Records excerpted from a collection:
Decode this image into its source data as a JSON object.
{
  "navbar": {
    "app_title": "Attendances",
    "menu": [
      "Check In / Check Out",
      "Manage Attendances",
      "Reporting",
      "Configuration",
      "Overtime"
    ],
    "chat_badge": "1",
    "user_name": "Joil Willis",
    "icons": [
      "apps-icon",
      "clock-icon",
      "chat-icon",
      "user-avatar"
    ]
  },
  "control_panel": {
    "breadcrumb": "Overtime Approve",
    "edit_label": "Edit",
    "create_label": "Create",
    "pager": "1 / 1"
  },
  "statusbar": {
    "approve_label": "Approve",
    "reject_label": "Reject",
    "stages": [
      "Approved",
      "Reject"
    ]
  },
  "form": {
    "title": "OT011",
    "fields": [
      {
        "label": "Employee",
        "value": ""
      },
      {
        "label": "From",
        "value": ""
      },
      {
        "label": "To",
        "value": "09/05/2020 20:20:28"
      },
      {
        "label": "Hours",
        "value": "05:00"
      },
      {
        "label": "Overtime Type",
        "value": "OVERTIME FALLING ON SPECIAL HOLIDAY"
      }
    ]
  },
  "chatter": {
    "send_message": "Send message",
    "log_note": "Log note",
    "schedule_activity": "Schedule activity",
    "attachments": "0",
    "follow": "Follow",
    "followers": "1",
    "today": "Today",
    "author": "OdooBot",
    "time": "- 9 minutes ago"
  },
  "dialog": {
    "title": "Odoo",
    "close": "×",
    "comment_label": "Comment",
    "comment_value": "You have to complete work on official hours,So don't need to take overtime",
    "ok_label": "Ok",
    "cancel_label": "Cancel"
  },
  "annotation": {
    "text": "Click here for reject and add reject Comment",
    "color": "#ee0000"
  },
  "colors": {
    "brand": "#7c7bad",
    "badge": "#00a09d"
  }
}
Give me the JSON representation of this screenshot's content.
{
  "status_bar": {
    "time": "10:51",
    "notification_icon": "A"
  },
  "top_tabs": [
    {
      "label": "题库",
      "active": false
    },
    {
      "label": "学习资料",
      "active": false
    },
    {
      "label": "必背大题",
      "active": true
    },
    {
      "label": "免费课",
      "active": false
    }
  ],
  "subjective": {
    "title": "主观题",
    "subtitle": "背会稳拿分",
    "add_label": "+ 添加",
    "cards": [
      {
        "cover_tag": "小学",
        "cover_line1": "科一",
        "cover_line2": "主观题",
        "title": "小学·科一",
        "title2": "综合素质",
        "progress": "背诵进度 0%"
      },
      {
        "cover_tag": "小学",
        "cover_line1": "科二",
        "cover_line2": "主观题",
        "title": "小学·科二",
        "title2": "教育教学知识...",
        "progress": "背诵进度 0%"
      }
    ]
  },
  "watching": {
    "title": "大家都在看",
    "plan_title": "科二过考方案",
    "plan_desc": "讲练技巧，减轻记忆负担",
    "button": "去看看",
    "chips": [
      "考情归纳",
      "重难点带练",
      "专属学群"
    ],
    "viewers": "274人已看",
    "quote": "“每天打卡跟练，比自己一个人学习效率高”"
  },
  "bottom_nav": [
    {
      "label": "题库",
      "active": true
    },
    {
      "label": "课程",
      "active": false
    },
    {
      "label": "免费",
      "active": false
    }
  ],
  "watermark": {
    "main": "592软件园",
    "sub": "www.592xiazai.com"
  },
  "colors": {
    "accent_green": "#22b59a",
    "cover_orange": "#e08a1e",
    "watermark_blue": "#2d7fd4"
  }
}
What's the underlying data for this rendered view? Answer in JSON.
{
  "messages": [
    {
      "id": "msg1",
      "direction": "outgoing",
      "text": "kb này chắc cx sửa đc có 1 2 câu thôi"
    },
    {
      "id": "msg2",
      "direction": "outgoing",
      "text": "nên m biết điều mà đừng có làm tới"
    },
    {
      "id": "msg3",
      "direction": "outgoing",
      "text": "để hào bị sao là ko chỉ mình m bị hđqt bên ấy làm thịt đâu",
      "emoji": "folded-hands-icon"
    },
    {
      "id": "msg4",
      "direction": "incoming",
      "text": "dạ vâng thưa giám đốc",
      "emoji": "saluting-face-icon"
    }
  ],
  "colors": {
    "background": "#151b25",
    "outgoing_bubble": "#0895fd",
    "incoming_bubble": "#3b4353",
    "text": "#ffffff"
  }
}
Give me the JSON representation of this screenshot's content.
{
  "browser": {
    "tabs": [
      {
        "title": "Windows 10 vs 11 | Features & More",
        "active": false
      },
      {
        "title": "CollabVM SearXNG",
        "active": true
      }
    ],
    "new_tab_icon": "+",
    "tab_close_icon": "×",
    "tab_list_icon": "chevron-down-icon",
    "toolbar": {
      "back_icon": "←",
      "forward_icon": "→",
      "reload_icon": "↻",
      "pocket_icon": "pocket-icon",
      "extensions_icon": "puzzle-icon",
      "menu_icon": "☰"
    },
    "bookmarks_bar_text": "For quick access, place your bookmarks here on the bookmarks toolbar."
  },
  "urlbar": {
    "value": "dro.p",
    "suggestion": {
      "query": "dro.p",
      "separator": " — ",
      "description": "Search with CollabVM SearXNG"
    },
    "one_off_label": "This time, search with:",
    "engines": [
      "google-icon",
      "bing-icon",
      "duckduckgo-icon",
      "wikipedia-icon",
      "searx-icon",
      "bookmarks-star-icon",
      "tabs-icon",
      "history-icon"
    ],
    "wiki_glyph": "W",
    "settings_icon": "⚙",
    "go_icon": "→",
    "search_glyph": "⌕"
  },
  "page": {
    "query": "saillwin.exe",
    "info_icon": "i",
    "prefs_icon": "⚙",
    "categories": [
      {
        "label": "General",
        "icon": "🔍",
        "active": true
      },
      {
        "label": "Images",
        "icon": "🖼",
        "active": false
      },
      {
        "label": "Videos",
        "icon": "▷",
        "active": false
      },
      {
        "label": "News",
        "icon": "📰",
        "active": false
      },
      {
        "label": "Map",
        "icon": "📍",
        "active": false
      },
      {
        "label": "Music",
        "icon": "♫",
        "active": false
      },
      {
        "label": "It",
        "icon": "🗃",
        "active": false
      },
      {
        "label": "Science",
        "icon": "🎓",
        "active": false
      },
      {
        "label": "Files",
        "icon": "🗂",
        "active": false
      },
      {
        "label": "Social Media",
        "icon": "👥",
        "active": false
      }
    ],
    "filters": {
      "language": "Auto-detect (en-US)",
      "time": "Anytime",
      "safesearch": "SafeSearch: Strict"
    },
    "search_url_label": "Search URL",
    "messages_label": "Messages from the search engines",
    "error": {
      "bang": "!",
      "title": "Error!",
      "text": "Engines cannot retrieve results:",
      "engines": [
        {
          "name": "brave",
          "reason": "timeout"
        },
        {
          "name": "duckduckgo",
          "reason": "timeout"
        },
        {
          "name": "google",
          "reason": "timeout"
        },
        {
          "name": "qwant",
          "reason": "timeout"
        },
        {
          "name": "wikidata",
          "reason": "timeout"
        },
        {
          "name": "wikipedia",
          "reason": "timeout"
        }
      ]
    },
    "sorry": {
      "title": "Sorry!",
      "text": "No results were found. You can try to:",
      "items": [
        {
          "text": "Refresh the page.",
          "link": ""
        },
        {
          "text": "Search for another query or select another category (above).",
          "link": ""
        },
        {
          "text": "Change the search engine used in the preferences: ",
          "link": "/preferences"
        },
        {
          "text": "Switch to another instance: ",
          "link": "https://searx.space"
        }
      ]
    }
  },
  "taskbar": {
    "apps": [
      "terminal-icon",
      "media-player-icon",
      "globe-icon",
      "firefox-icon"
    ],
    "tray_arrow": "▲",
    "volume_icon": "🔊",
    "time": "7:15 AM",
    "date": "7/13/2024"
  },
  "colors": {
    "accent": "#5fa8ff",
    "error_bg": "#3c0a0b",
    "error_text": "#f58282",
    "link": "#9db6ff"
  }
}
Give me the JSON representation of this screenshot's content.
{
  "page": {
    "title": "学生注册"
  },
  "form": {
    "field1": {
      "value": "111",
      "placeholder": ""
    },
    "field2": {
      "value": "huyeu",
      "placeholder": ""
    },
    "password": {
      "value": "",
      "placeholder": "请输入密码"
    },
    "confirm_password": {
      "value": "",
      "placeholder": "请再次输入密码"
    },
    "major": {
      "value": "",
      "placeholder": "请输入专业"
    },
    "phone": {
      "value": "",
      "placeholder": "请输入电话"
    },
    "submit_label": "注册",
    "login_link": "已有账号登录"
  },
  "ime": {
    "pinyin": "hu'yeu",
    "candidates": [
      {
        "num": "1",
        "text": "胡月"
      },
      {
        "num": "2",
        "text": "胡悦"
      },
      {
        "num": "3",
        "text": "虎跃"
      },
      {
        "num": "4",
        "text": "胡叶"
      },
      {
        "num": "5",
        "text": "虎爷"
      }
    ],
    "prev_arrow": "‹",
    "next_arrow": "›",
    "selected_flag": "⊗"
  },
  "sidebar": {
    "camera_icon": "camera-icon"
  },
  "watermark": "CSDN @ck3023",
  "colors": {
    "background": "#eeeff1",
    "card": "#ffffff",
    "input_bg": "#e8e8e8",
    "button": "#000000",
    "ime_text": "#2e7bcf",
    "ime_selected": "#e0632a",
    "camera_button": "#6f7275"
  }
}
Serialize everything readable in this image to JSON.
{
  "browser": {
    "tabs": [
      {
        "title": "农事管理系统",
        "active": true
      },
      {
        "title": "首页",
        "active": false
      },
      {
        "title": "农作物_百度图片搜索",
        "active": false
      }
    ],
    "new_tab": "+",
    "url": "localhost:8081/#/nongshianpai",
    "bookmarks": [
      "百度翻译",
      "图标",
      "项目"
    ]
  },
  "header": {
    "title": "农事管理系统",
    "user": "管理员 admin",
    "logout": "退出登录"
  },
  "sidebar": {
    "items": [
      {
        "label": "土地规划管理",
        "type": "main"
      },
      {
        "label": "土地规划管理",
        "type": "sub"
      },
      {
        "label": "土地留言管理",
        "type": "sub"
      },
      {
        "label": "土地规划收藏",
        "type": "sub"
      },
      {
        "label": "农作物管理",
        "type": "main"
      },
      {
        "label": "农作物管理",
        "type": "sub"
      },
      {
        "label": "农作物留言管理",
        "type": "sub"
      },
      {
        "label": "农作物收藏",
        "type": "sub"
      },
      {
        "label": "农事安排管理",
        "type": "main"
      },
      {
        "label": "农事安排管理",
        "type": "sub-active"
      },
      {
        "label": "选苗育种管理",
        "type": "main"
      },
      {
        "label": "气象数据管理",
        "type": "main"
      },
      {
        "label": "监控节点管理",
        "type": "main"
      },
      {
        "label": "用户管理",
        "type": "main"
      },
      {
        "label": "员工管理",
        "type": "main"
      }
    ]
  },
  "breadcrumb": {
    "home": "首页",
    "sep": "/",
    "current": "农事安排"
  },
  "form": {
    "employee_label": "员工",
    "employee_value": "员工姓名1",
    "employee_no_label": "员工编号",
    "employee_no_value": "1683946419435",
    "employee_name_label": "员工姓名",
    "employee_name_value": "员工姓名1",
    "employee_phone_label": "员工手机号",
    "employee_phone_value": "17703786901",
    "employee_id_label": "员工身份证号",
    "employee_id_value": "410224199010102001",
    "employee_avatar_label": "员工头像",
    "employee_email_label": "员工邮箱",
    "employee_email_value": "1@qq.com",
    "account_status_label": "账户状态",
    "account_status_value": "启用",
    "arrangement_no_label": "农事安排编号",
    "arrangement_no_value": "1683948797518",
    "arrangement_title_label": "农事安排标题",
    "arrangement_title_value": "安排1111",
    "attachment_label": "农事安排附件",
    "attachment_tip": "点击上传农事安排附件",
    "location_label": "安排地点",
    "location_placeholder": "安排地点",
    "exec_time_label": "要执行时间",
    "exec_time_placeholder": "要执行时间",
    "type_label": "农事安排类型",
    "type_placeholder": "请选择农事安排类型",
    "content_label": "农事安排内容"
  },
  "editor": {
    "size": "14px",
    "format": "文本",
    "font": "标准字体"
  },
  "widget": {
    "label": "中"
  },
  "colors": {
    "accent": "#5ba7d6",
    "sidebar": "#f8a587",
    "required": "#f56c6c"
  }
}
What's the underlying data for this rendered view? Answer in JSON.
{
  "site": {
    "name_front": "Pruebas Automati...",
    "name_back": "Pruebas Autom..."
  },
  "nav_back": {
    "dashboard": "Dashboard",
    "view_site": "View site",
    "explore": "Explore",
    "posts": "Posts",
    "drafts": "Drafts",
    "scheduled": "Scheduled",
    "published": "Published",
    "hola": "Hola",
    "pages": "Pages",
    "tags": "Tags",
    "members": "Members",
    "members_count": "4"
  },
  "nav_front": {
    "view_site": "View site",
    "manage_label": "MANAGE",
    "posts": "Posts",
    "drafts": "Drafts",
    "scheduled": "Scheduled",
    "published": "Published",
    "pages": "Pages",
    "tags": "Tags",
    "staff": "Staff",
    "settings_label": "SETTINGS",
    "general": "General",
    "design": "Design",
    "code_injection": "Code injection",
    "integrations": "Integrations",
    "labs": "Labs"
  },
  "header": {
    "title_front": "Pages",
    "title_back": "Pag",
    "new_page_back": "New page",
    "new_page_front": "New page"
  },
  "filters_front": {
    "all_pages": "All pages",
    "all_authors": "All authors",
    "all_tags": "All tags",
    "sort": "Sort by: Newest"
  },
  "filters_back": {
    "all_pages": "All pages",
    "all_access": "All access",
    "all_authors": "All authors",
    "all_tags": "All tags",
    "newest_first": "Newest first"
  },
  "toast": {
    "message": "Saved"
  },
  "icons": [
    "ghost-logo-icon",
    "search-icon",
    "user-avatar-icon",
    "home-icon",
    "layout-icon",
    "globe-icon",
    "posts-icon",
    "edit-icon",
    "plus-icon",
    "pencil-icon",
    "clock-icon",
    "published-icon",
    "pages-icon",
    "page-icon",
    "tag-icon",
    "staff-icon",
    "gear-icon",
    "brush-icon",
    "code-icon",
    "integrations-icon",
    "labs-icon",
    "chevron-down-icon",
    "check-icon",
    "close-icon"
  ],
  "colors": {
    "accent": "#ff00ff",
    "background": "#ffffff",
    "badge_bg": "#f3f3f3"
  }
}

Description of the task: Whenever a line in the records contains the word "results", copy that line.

Solution below:
      "text": "Engines cannot retrieve results:",
      "text": "No results were found. You can try to:",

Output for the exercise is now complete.